(Material provided Opens)
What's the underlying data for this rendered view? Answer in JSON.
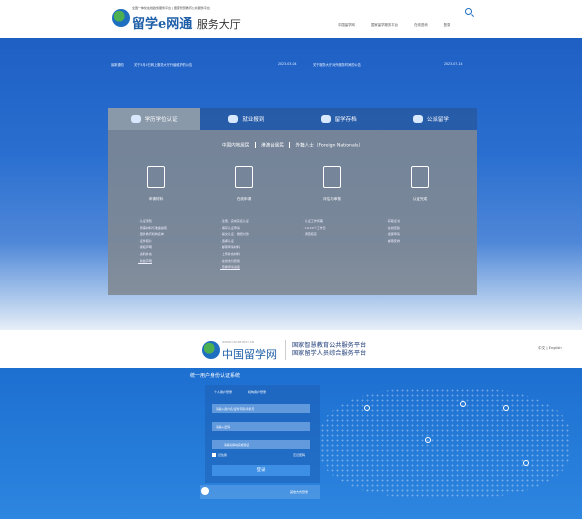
{
  "header": {
    "top_slogan": "全国一体化在线政务服务平台 | 国家智慧教育公共服务平台",
    "brand_title": "留学e网通",
    "brand_sub": "服务大厅",
    "nav": [
      "中国留学网",
      "国家留学服务平台",
      "在线咨询",
      "登录"
    ]
  },
  "ticker": {
    "label": "最新通知",
    "item1": "关于5月4日网上服务大厅升级维护的公告",
    "date1": "2023-03-04",
    "item2": "关于服务大厅对外服务时间的公告",
    "date2": "2023-07-14"
  },
  "tabs": [
    {
      "label": "学历学位认证",
      "icon": "mortarboard-icon",
      "active": true
    },
    {
      "label": "就业报到",
      "icon": "badge-icon",
      "active": false
    },
    {
      "label": "留学存档",
      "icon": "archive-icon",
      "active": false
    },
    {
      "label": "公派留学",
      "icon": "plane-icon",
      "active": false
    }
  ],
  "roles": {
    "r1": "中国内地居民",
    "r2": "港澳台居民",
    "r3": "外籍人士（Foreign Nationals）"
  },
  "steps": [
    {
      "label": "申请材料",
      "icon": "documents-icon"
    },
    {
      "label": "在线申请",
      "icon": "edit-form-icon"
    },
    {
      "label": "评估与审核",
      "icon": "review-eye-icon"
    },
    {
      "label": "认证完成",
      "icon": "certificate-icon"
    }
  ],
  "columns": [
    [
      "· 认证须知",
      "· 所需材料与准备指南",
      "· 国外教育机构名单",
      "· 证件照片",
      "· 授权声明",
      "· 资料补充",
      "· 新版声明"
    ],
    [
      "· 注册、完成实名认证",
      "· 填写认证申请",
      "· 提交认证、缴费付款",
      "· 选择认证",
      "· 邮寄申请材料",
      "· 上传补充材料",
      "· 在线支付费用",
      "· 查看申请进度"
    ],
    [
      "· 认证工作周期",
      "· 19-20个工作日",
      "· 调查核实"
    ],
    [
      "· 获取证书",
      "· 在线查验",
      "· 发票申请",
      "· 邮寄安排"
    ]
  ],
  "footer_brand": {
    "domain": "WWW.CSCSE.EDU.CN",
    "cn_name": "中国留学网",
    "platform1": "国家智慧教育公共服务平台",
    "platform2": "国家留学人员综合服务平台",
    "lang": "中文 | English"
  },
  "login": {
    "title": "统一用户身份认证系统",
    "tab_personal": "个人用户登录",
    "tab_org": "机构用户登录",
    "username_placeholder": "请输入用户名/证件号码/手机号",
    "password_placeholder": "请输入密码",
    "captcha_placeholder": "请拖动滑块完成验证",
    "remember": "记住我",
    "forgot": "忘记密码",
    "submit": "登录",
    "qq_text": "其他方式登录"
  }
}
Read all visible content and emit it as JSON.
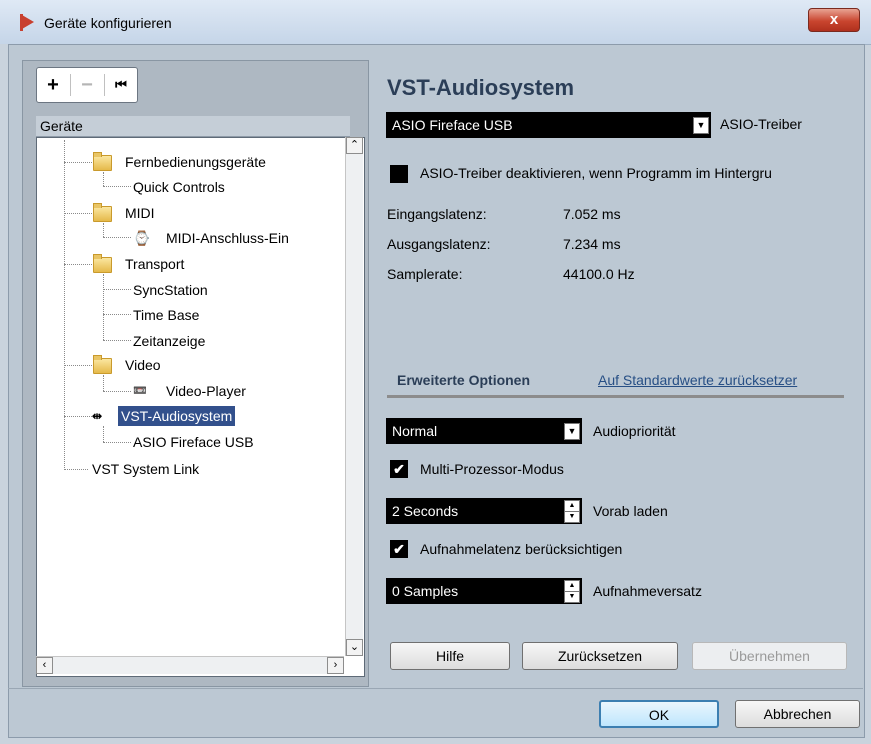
{
  "window": {
    "title": "Geräte konfigurieren",
    "close_label": "x"
  },
  "toolbar": {
    "add_label": "+",
    "remove_label": "−",
    "reset_label": "⏮"
  },
  "tree": {
    "header": "Geräte",
    "items": [
      {
        "label": "Fernbedienungsgeräte"
      },
      {
        "label": "Quick Controls"
      },
      {
        "label": "MIDI"
      },
      {
        "label": "MIDI-Anschluss-Ein"
      },
      {
        "label": "Transport"
      },
      {
        "label": "SyncStation"
      },
      {
        "label": "Time Base"
      },
      {
        "label": "Zeitanzeige"
      },
      {
        "label": "Video"
      },
      {
        "label": "Video-Player"
      },
      {
        "label": "VST-Audiosystem"
      },
      {
        "label": "ASIO Fireface USB"
      },
      {
        "label": "VST System Link"
      }
    ]
  },
  "panel": {
    "title": "VST-Audiosystem",
    "driver": {
      "value": "ASIO Fireface USB",
      "label": "ASIO-Treiber"
    },
    "deactivate_label": "ASIO-Treiber deaktivieren, wenn Programm im Hintergru",
    "info": [
      {
        "label": "Eingangslatenz:",
        "value": "7.052 ms"
      },
      {
        "label": "Ausgangslatenz:",
        "value": "7.234 ms"
      },
      {
        "label": "Samplerate:",
        "value": "44100.0 Hz"
      }
    ],
    "advanced": {
      "tab_label": "Erweiterte Optionen",
      "defaults_link": "Auf Standardwerte zurücksetzer",
      "priority": {
        "value": "Normal",
        "label": "Audiopriorität"
      },
      "multiprocessor_label": "Multi-Prozessor-Modus",
      "preload": {
        "value": "2 Seconds",
        "label": "Vorab laden"
      },
      "latency_label": "Aufnahmelatenz berücksichtigen",
      "offset": {
        "value": "0 Samples",
        "label": "Aufnahmeversatz"
      }
    },
    "buttons": {
      "help": "Hilfe",
      "reset": "Zurücksetzen",
      "apply": "Übernehmen"
    }
  },
  "footer": {
    "ok": "OK",
    "cancel": "Abbrechen"
  }
}
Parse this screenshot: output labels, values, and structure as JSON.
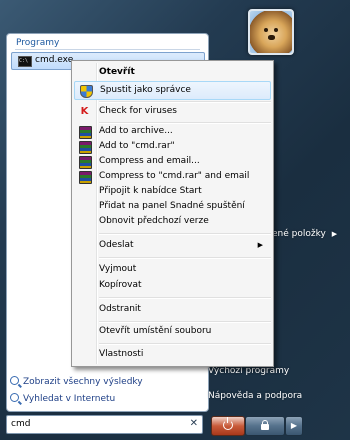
{
  "programs": {
    "header": "Programy",
    "items": [
      {
        "label": "cmd.exe",
        "icon": "cmd-icon"
      }
    ]
  },
  "bottom_links": [
    {
      "label": "Zobrazit všechny výsledky",
      "icon": "search-icon"
    },
    {
      "label": "Vyhledat v Internetu",
      "icon": "search-icon"
    }
  ],
  "search": {
    "value": "cmd",
    "clear_glyph": "✕"
  },
  "right_panel": {
    "items": [
      {
        "label": "ené položky",
        "has_submenu": true
      },
      {
        "label": "Výchozí programy"
      },
      {
        "label": "Nápověda a podpora"
      }
    ]
  },
  "context_menu": {
    "items": [
      {
        "label": "Otevřít",
        "bold": true
      },
      {
        "label": "Spustit jako správce",
        "icon": "uac-shield-icon",
        "highlighted": true
      },
      {
        "separator": true
      },
      {
        "label": "Check for viruses",
        "icon": "kaspersky-icon"
      },
      {
        "separator": true
      },
      {
        "label": "Add to archive...",
        "icon": "winrar-icon"
      },
      {
        "label": "Add to \"cmd.rar\"",
        "icon": "winrar-icon"
      },
      {
        "label": "Compress and email...",
        "icon": "winrar-icon"
      },
      {
        "label": "Compress to \"cmd.rar\" and email",
        "icon": "winrar-icon"
      },
      {
        "label": "Připojit k nabídce Start"
      },
      {
        "label": "Přidat na panel Snadné spuštění"
      },
      {
        "label": "Obnovit předchozí verze"
      },
      {
        "separator": true
      },
      {
        "label": "Odeslat",
        "has_submenu": true
      },
      {
        "separator": true
      },
      {
        "label": "Vyjmout"
      },
      {
        "label": "Kopírovat"
      },
      {
        "separator": true
      },
      {
        "label": "Odstranit"
      },
      {
        "separator": true
      },
      {
        "label": "Otevřít umístění souboru"
      },
      {
        "separator": true
      },
      {
        "label": "Vlastnosti"
      }
    ]
  },
  "colors": {
    "highlight_border": "#a8d8f7",
    "programs_header": "#1e5aa0",
    "power_button": "#c95b3a"
  }
}
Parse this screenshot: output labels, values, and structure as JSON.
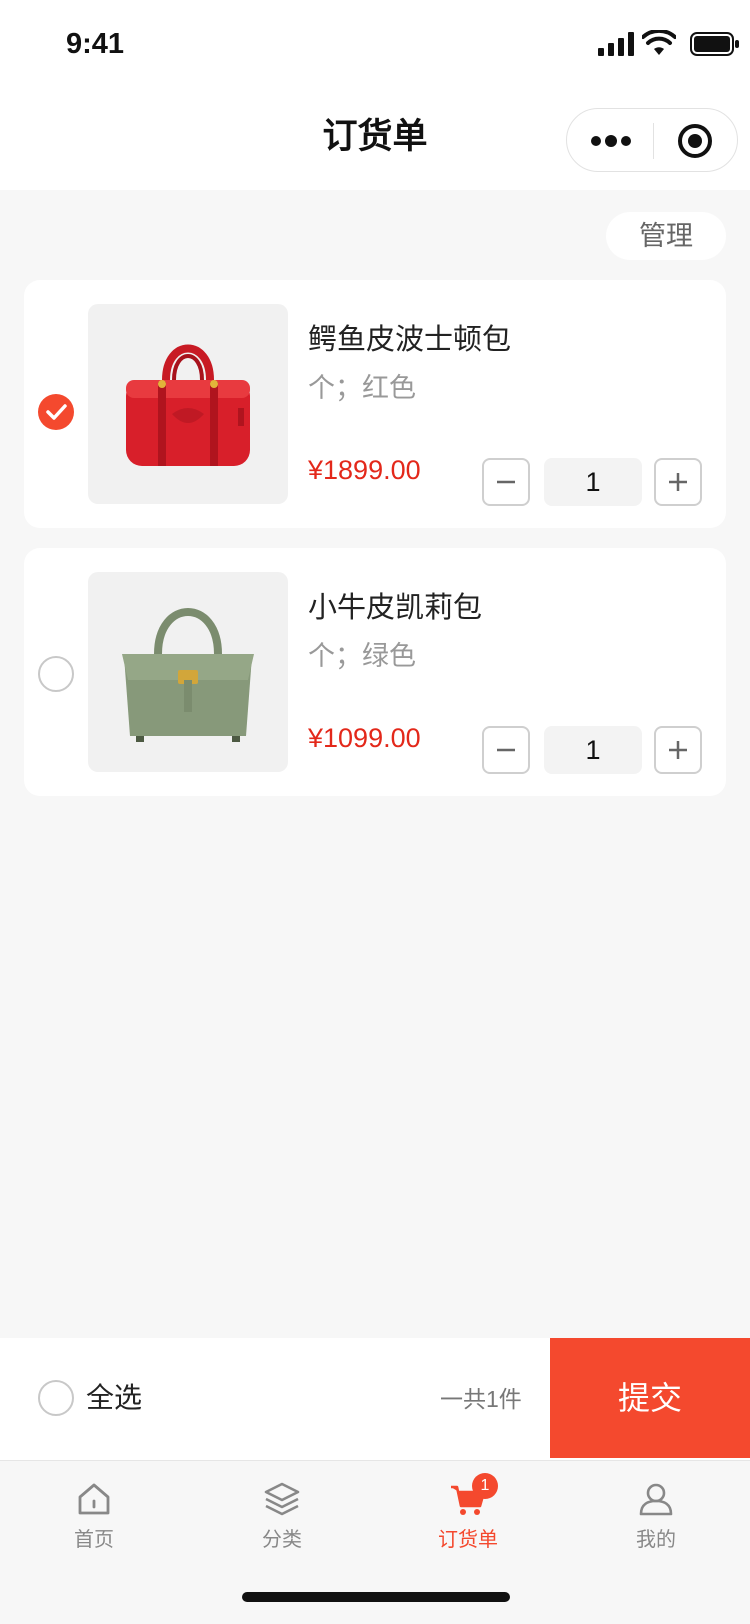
{
  "status_bar": {
    "time": "9:41"
  },
  "nav": {
    "title": "订货单"
  },
  "manage_label": "管理",
  "cart": {
    "items": [
      {
        "name": "鳄鱼皮波士顿包",
        "spec": "个；红色",
        "price": "¥1899.00",
        "quantity": "1",
        "checked": true,
        "color": "#d81f2a"
      },
      {
        "name": "小牛皮凯莉包",
        "spec": "个；绿色",
        "price": "¥1099.00",
        "quantity": "1",
        "checked": false,
        "color": "#87997a"
      }
    ]
  },
  "footer": {
    "select_all_label": "全选",
    "total_label": "一共1件",
    "submit_label": "提交"
  },
  "tabs": [
    {
      "label": "首页",
      "icon": "home-icon",
      "active": false
    },
    {
      "label": "分类",
      "icon": "layers-icon",
      "active": false
    },
    {
      "label": "订货单",
      "icon": "cart-icon",
      "active": true,
      "badge": "1"
    },
    {
      "label": "我的",
      "icon": "user-icon",
      "active": false
    }
  ],
  "colors": {
    "accent": "#f4492e",
    "price": "#e3281a",
    "background": "#f7f7f7"
  }
}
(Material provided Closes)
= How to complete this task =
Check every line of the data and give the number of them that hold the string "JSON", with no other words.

= Response to this task =
4